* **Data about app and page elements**
--- START ---

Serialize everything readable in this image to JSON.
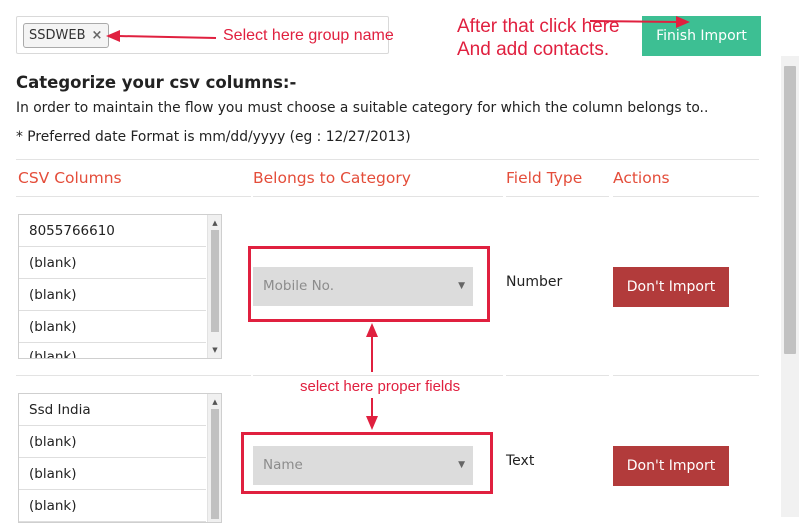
{
  "group": {
    "tag_label": "SSDWEB",
    "remove_glyph": "×"
  },
  "finish_button": "Finish Import",
  "heading": "Categorize your csv columns:-",
  "description": "In order to maintain the flow you must choose a suitable category for which the column belongs to..",
  "date_format_note": "* Preferred date Format is mm/dd/yyyy (eg : 12/27/2013)",
  "table_headers": {
    "csv_columns": "CSV Columns",
    "belongs_to_category": "Belongs to Category",
    "field_type": "Field Type",
    "actions": "Actions"
  },
  "rows": [
    {
      "csv_values": [
        "8055766610",
        "(blank)",
        "(blank)",
        "(blank)",
        "(blank)"
      ],
      "category": "Mobile No.",
      "field_type": "Number",
      "action": "Don't Import"
    },
    {
      "csv_values": [
        "Ssd India",
        "(blank)",
        "(blank)",
        "(blank)"
      ],
      "category": "Name",
      "field_type": "Text",
      "action": "Don't Import"
    }
  ],
  "annotations": {
    "group_hint": "Select here  group name",
    "finish_hint_line1": "After that click here",
    "finish_hint_line2": "And add contacts.",
    "fields_hint": "select here proper fields"
  },
  "colors": {
    "accent_header": "#e44d3a",
    "finish_button_bg": "#3dbf93",
    "dont_import_bg": "#b23b3b",
    "annotation_red": "#e0203f"
  },
  "icons": {
    "select_caret": "▼",
    "scroll_up": "▲",
    "scroll_down": "▼"
  }
}
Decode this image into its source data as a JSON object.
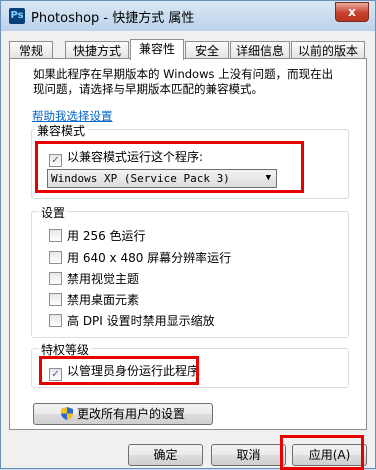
{
  "window": {
    "title": "Photoshop - 快捷方式 属性",
    "app_icon_text": "Ps",
    "close_glyph": "x"
  },
  "tabs": [
    {
      "label": "常规"
    },
    {
      "label": "快捷方式"
    },
    {
      "label": "兼容性",
      "active": true
    },
    {
      "label": "安全"
    },
    {
      "label": "详细信息"
    },
    {
      "label": "以前的版本"
    }
  ],
  "intro": {
    "line1": "如果此程序在早期版本的 Windows 上没有问题，而现在出",
    "line2": "现问题，请选择与早期版本匹配的兼容模式。"
  },
  "help_link": "帮助我选择设置",
  "compat_mode": {
    "title": "兼容模式",
    "checkbox_label": "以兼容模式运行这个程序:",
    "checked": true,
    "selected_os": "Windows XP (Service Pack 3)"
  },
  "settings": {
    "title": "设置",
    "options": [
      {
        "label": "用 256 色运行",
        "checked": false
      },
      {
        "label": "用 640 x 480 屏幕分辨率运行",
        "checked": false
      },
      {
        "label": "禁用视觉主题",
        "checked": false
      },
      {
        "label": "禁用桌面元素",
        "checked": false
      },
      {
        "label": "高 DPI 设置时禁用显示缩放",
        "checked": false
      }
    ]
  },
  "privilege": {
    "title": "特权等级",
    "checkbox_label": "以管理员身份运行此程序",
    "checked": true
  },
  "change_all_users_label": "更改所有用户的设置",
  "buttons": {
    "ok": "确定",
    "cancel": "取消",
    "apply": "应用(A)"
  },
  "colors": {
    "highlight_red": "#e60000",
    "link_blue": "#0066cc"
  }
}
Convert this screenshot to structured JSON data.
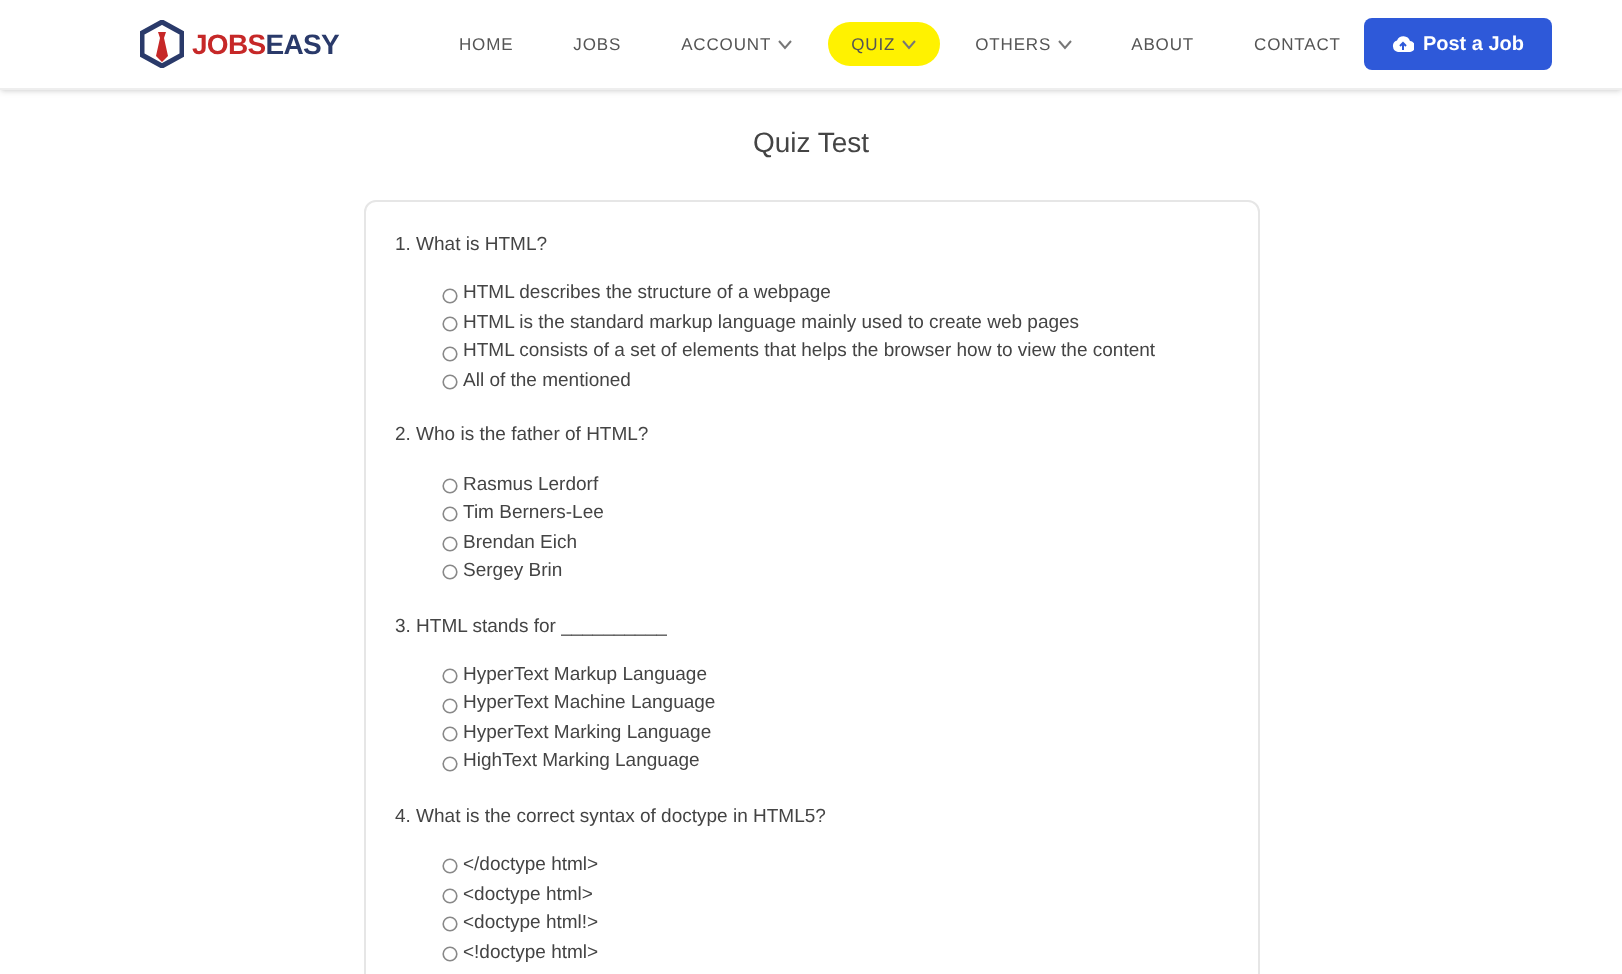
{
  "brand": {
    "name_part1": "JOBS",
    "name_part2": "EASY"
  },
  "nav": [
    {
      "label": "HOME",
      "dropdown": false,
      "selected": false
    },
    {
      "label": "JOBS",
      "dropdown": false,
      "selected": false
    },
    {
      "label": "ACCOUNT",
      "dropdown": true,
      "selected": false
    },
    {
      "label": "QUIZ",
      "dropdown": true,
      "selected": true
    },
    {
      "label": "OTHERS",
      "dropdown": true,
      "selected": false
    },
    {
      "label": "ABOUT",
      "dropdown": false,
      "selected": false
    },
    {
      "label": "CONTACT",
      "dropdown": false,
      "selected": false
    }
  ],
  "post_button": "Post a Job",
  "page_title": "Quiz Test",
  "questions": [
    {
      "text": "1. What is HTML?",
      "options": [
        {
          "label": "HTML describes the structure of a webpage",
          "selected": false
        },
        {
          "label": "HTML is the standard markup language mainly used to create web pages",
          "selected": false
        },
        {
          "label": "HTML consists of a set of elements that helps the browser how to view the content",
          "selected": false
        },
        {
          "label": "All of the mentioned",
          "selected": false
        }
      ]
    },
    {
      "text": "2. Who is the father of HTML?",
      "options": [
        {
          "label": "Rasmus Lerdorf",
          "selected": false
        },
        {
          "label": "Tim Berners-Lee",
          "selected": false
        },
        {
          "label": "Brendan Eich",
          "selected": false
        },
        {
          "label": "Sergey Brin",
          "selected": false
        }
      ]
    },
    {
      "text": "3. HTML stands for __________",
      "options": [
        {
          "label": "HyperText Markup Language",
          "selected": false
        },
        {
          "label": "HyperText Machine Language",
          "selected": false
        },
        {
          "label": "HyperText Marking Language",
          "selected": false
        },
        {
          "label": "HighText Marking Language",
          "selected": false
        }
      ]
    },
    {
      "text": "4. What is the correct syntax of doctype in HTML5?",
      "options": [
        {
          "label": "</doctype html>",
          "selected": false
        },
        {
          "label": "<doctype html>",
          "selected": false
        },
        {
          "label": "<doctype html!>",
          "selected": false
        },
        {
          "label": "<!doctype html>",
          "selected": false
        }
      ]
    }
  ]
}
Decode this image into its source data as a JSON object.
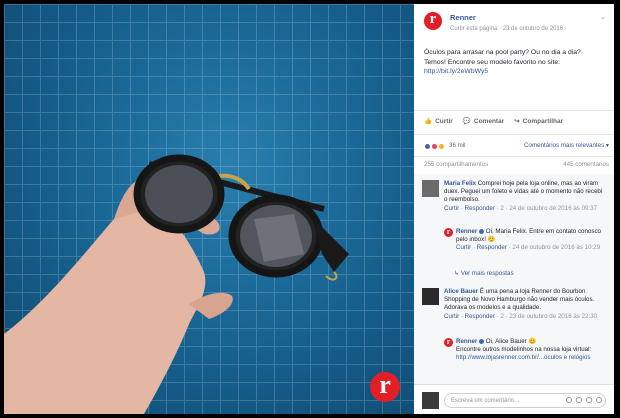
{
  "post": {
    "page_name": "Renner",
    "sub_line": "Curtir esta página · 23 de outubro de 2016 ·",
    "text_line1": "Óculos para arrasar na pool party? Ou no dia a dia?",
    "text_line2": "Temos! Encontre seu modelo favorito no site:",
    "link": "http://bit.ly/2eWbWy5",
    "brand_letter": "r"
  },
  "actions": {
    "like": "Curtir",
    "comment": "Comentar",
    "share": "Compartilhar"
  },
  "reactions": {
    "count": "36 mil",
    "sort": "Comentários mais relevantes ▾",
    "colors": [
      "#4267b2",
      "#f33e58",
      "#f7b125"
    ]
  },
  "counts": {
    "shares": "255 compartilhamentos",
    "comments": "445 comentários"
  },
  "comments": [
    {
      "name": "Maria Felix",
      "text": "Comprei hoje pela loja online, mas ao viram duex. Peguei um foleto e vidas até o momento não recebi o reembolso.",
      "meta_link1": "Curtir",
      "meta_link2": "Responder",
      "meta_rest": "· 2 · 24 de outubro de 2016 às 09:37",
      "reply": {
        "name": "Renner",
        "text": "Oi, Maria Felix. Entre em contato conosco pelo inbox!",
        "meta_link1": "Curtir",
        "meta_link2": "Responder",
        "meta_rest": "· 24 de outubro de 2016 às 10:29"
      },
      "more_replies": "Ver mais respostas"
    },
    {
      "name": "Alice Bauer",
      "text": "É uma pena a loja Renner do Bourbon Shopping de Novo Hamburgo não vender mais óculos. Adorava os modelos e a qualidade.",
      "meta_link1": "Curtir",
      "meta_link2": "Responder",
      "meta_rest": "· 2 · 23 de outubro de 2016 às 22:30",
      "reply": {
        "name": "Renner",
        "text": "Oi, Alice Bauer 😊",
        "text2": "Encontre outros modelinhos na nossa loja virtual:",
        "link": "http://www.lojasrenner.com.br/...óculos e relógios"
      }
    }
  ],
  "footer": {
    "placeholder": "Escreva um comentário..."
  }
}
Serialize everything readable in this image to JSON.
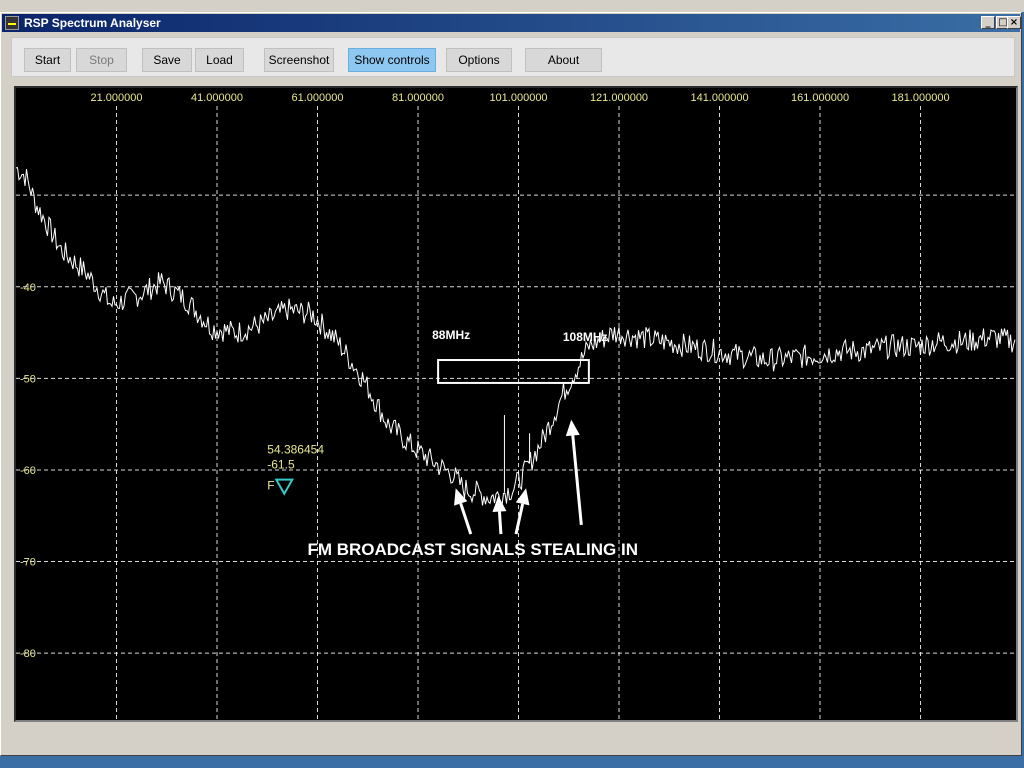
{
  "window": {
    "title": "RSP Spectrum Analyser",
    "minimize": "_",
    "maximize": "□",
    "close": "×"
  },
  "toolbar": {
    "start": "Start",
    "stop": "Stop",
    "save": "Save",
    "load": "Load",
    "screenshot": "Screenshot",
    "show_controls": "Show controls",
    "options": "Options",
    "about": "About"
  },
  "chart_data": {
    "type": "line",
    "x_unit_ticks": [
      "21.000000",
      "41.000000",
      "61.000000",
      "81.000000",
      "101.000000",
      "121.000000",
      "141.000000",
      "161.000000",
      "181.000000"
    ],
    "x_ticks": [
      21,
      41,
      61,
      81,
      101,
      121,
      141,
      161,
      181
    ],
    "xlim": [
      1,
      200
    ],
    "y_ticks": [
      -40,
      -50,
      -60,
      -70,
      -80
    ],
    "y_tick_labels": [
      "-40",
      "-50",
      "-60",
      "-70",
      "-80"
    ],
    "ylim": [
      -87.3,
      -18.3
    ],
    "grid": true,
    "series": [
      {
        "x": [
          1,
          3,
          5,
          8,
          10,
          15,
          20,
          25,
          30,
          35,
          40,
          45,
          50,
          55,
          60,
          65,
          70,
          75,
          80,
          85,
          88,
          90,
          93,
          95,
          97,
          100,
          102,
          104,
          106,
          108,
          110,
          115,
          120,
          125,
          130,
          135,
          140,
          145,
          150,
          155,
          160,
          165,
          170,
          175,
          180,
          185,
          190,
          195,
          200
        ],
        "y": [
          -27,
          -28,
          -31,
          -34,
          -36,
          -38.5,
          -42,
          -41,
          -39.5,
          -41.5,
          -44.5,
          -45,
          -44,
          -42.5,
          -43,
          -46,
          -50,
          -55,
          -57.5,
          -59.5,
          -60.5,
          -62,
          -62.5,
          -63,
          -62.8,
          -62,
          -60.5,
          -58.5,
          -56.5,
          -54,
          -51.5,
          -46.5,
          -45,
          -45.5,
          -46,
          -46.5,
          -47,
          -47.5,
          -48,
          -47.8,
          -47.5,
          -47,
          -47,
          -46.5,
          -46.5,
          -46,
          -46,
          -45.5,
          -46
        ]
      }
    ],
    "spikes": [
      {
        "x": 98.2,
        "y": -54
      },
      {
        "x": 103.2,
        "y": -56
      }
    ],
    "marker": {
      "frequency": "54.386454",
      "level": "-61.5",
      "flag": "F",
      "x": 54.386454,
      "y": -61.5,
      "color": "#33cccc"
    },
    "annotations": {
      "label_88": "88MHz",
      "label_108": "108MHz",
      "caption": "FM BROADCAST SIGNALS STEALING IN",
      "band_box": {
        "x_start": 85,
        "x_end": 115,
        "y_top": -48,
        "y_bottom": -50.5
      },
      "arrows": [
        {
          "from": [
            91.5,
            -67
          ],
          "to": [
            88.5,
            -62
          ]
        },
        {
          "from": [
            97.5,
            -67
          ],
          "to": [
            97,
            -62.8
          ]
        },
        {
          "from": [
            100.5,
            -67
          ],
          "to": [
            102.5,
            -62
          ]
        },
        {
          "from": [
            113.5,
            -66
          ],
          "to": [
            111.5,
            -54.5
          ]
        }
      ]
    },
    "colors": {
      "trace": "#ffffff",
      "grid": "#ffffff",
      "x_label": "#e8e890",
      "y_label": "#e8e890",
      "marker": "#33cccc"
    }
  }
}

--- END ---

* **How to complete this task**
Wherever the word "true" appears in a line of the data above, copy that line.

* **Solution**
      "active": true
    "checked": true,
    "checked": true
      "dropdown": true,
      "dropdown": true,
      "selected": true
      "dropdown": true,
    "grid": true,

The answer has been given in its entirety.